I go more in-depth on how to optimize content around transactional search intent in this article so feel free to check it out.
7. Your content has SEO issues
Content marketing relies heavily on search engines and organic traffic.
In fact, that’s why successful content marketing efforts cost less than paid traffic in the long run.
To make sure that search engines like your content, you have to play by their rules.
Luckily, the need to pander to the search engines is becoming less and less important as they become more sophisticated.
For example, Google’s algorithm is getting very close to reading and interpreting content as if a human would.
That’s why artificially stuffing keywords into your content and creating unnaturally keyword-dense content isn’t just less important but such tactics might even get you in trouble.
Writing naturally and creating high-quality content is much more important than how many times you use a certain keyword in your article.
Having said that, SEO is still very important and should not be ignored.
Fix: The 80:20 rule
I’m a big fan of the 80:20 approach to SEO.
Basically, do the basics and accomplish 80% of the results by doing 20% of the work.
Basic SEO things to pay attention to are:
- Main keyword in title and meta description
- Proper header tags in articles to mark the content hierarchy
- Mobile-friendly website
- User-friendly experience, avoid clutter
- Interlink your content
- Build backlinks
- Link to high authority content
- Use relevant images and videos in your content
It’s not the end of the world if you’ve made mistakes with your content marketing efforts.
Everything is fixable, but it will require time and dedication to learn how to recognize and fix the issues.
I hope this article sheds some light on the top reasons why content marketing isn’t working for you and gave you some ideas on how to fix things.

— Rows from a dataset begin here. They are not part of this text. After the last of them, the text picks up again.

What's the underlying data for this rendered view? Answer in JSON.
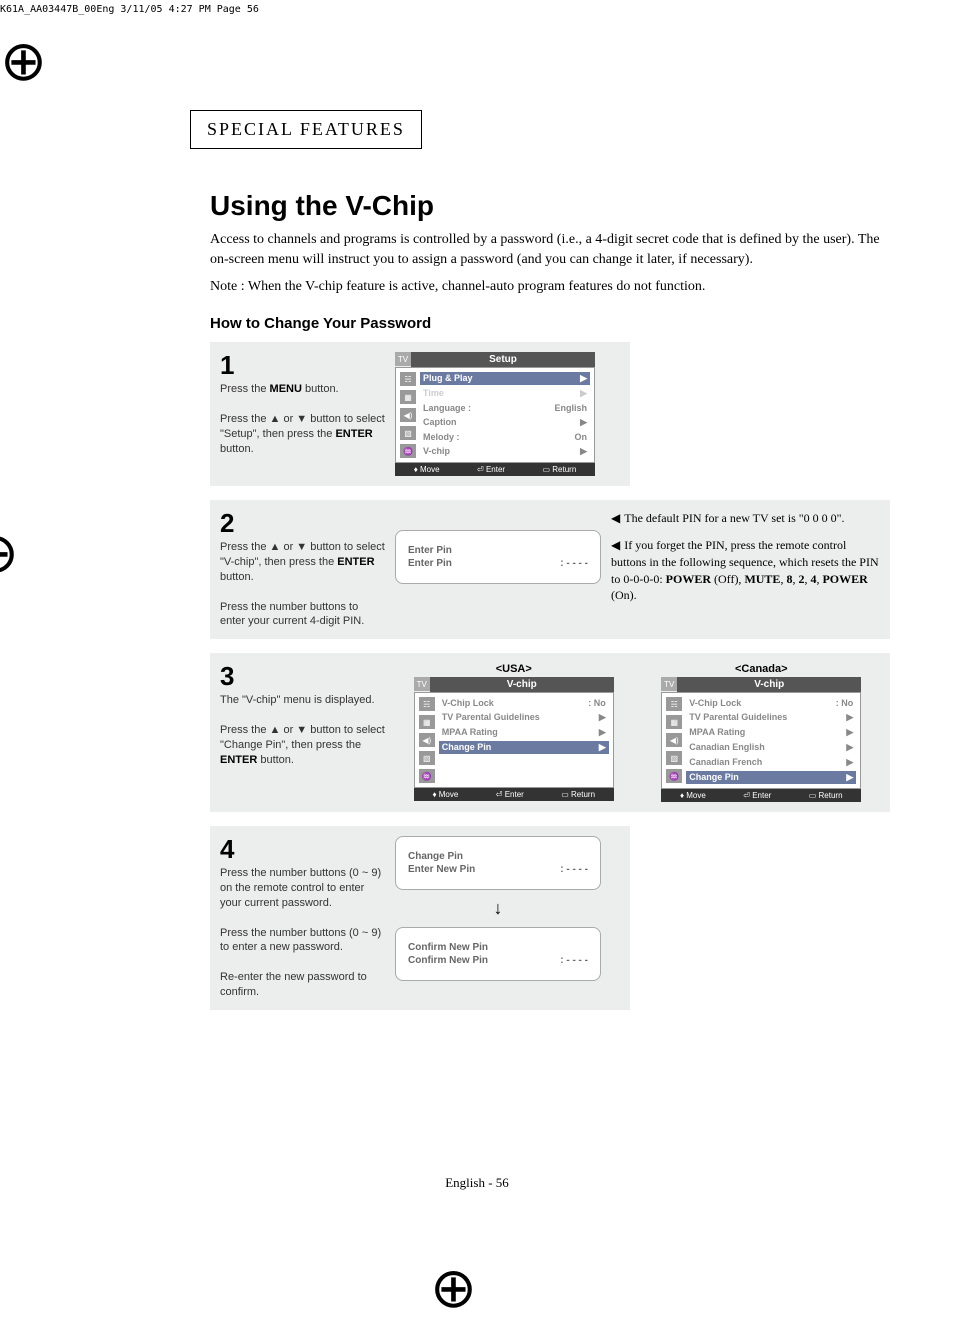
{
  "top_meta": "K61A_AA03447B_00Eng  3/11/05  4:27 PM  Page 56",
  "section_header": "SPECIAL FEATURES",
  "main_title": "Using the V-Chip",
  "intro": "Access to channels and programs is controlled by a password (i.e., a 4-digit secret code that is defined by the user). The on-screen menu will instruct you to assign a password (and you can change it later, if necessary).",
  "note": "Note : When the V-chip feature is active, channel-auto program features do not function.",
  "sub_heading": "How to Change Your Password",
  "step1": {
    "num": "1",
    "line1_pre": "Press the ",
    "line1_bold": "MENU",
    "line1_post": " button.",
    "line2_pre": "Press the ▲ or ▼ button to select \"Setup\", then press the ",
    "line2_bold": "ENTER",
    "line2_post": " button."
  },
  "osd_setup": {
    "title": "Setup",
    "items": [
      {
        "label": "Plug & Play",
        "val": "",
        "sel": true,
        "arrow": "▶"
      },
      {
        "label": "Time",
        "val": "",
        "arrow": "▶",
        "dim": true
      },
      {
        "label": "Language :",
        "val": "English"
      },
      {
        "label": "Caption",
        "val": "",
        "arrow": "▶"
      },
      {
        "label": "Melody  :",
        "val": "On"
      },
      {
        "label": "V-chip",
        "val": "",
        "arrow": "▶"
      }
    ],
    "footer": {
      "move": "Move",
      "enter": "Enter",
      "return": "Return"
    }
  },
  "step2": {
    "num": "2",
    "line1_pre": "Press the ▲ or ▼ button to select  \"V-chip\", then press the ",
    "line1_bold": "ENTER",
    "line1_post": " button.",
    "line2": "Press the number buttons to enter your current 4-digit PIN."
  },
  "pin_box": {
    "title": "Enter Pin",
    "row": "Enter Pin",
    "dots": ": - - - -"
  },
  "side_notes": {
    "n1": "The default PIN for a new TV set is \"0 0 0 0\".",
    "n2_pre": "If you forget the PIN, press the remote control buttons in the following sequence, which resets the PIN to 0-0-0-0: ",
    "n2_seq": "POWER (Off), MUTE, 8, 2, 4, POWER (On)."
  },
  "step3": {
    "num": "3",
    "line1": "The \"V-chip\" menu is displayed.",
    "line2_pre": "Press the ▲ or ▼ button to select \"Change Pin\", then press the ",
    "line2_bold": "ENTER",
    "line2_post": " button."
  },
  "usa_label": "<USA>",
  "canada_label": "<Canada>",
  "osd_vchip_usa": {
    "title": "V-chip",
    "items": [
      {
        "label": "V-Chip Lock",
        "val": ":  No"
      },
      {
        "label": "TV Parental Guidelines",
        "val": "",
        "arrow": "▶"
      },
      {
        "label": "MPAA Rating",
        "val": "",
        "arrow": "▶"
      },
      {
        "label": "Change Pin",
        "val": "",
        "sel": true,
        "arrow": "▶"
      }
    ]
  },
  "osd_vchip_can": {
    "title": "V-chip",
    "items": [
      {
        "label": "V-Chip Lock",
        "val": ":  No"
      },
      {
        "label": "TV Parental Guidelines",
        "val": "",
        "arrow": "▶"
      },
      {
        "label": "MPAA Rating",
        "val": "",
        "arrow": "▶"
      },
      {
        "label": "Canadian English",
        "val": "",
        "arrow": "▶"
      },
      {
        "label": "Canadian French",
        "val": "",
        "arrow": "▶"
      },
      {
        "label": "Change Pin",
        "val": "",
        "sel": true,
        "arrow": "▶"
      }
    ]
  },
  "osd_footer": {
    "move": "Move",
    "enter": "Enter",
    "return": "Return"
  },
  "step4": {
    "num": "4",
    "p1": "Press the number buttons (0 ~ 9) on the remote control to enter your current password.",
    "p2": "Press the number buttons (0 ~ 9) to enter a new password.",
    "p3": "Re-enter the new password to confirm."
  },
  "change_box": {
    "title": "Change Pin",
    "row": "Enter New Pin",
    "dots": ": - - - -"
  },
  "confirm_box": {
    "title": "Confirm New Pin",
    "row": "Confirm New Pin",
    "dots": ": - - - -"
  },
  "page_number": "English - 56"
}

Are you making one or more mistakes from this list?
Let me know in the comments or send me an email at email@example.com and I’ll do my best to help.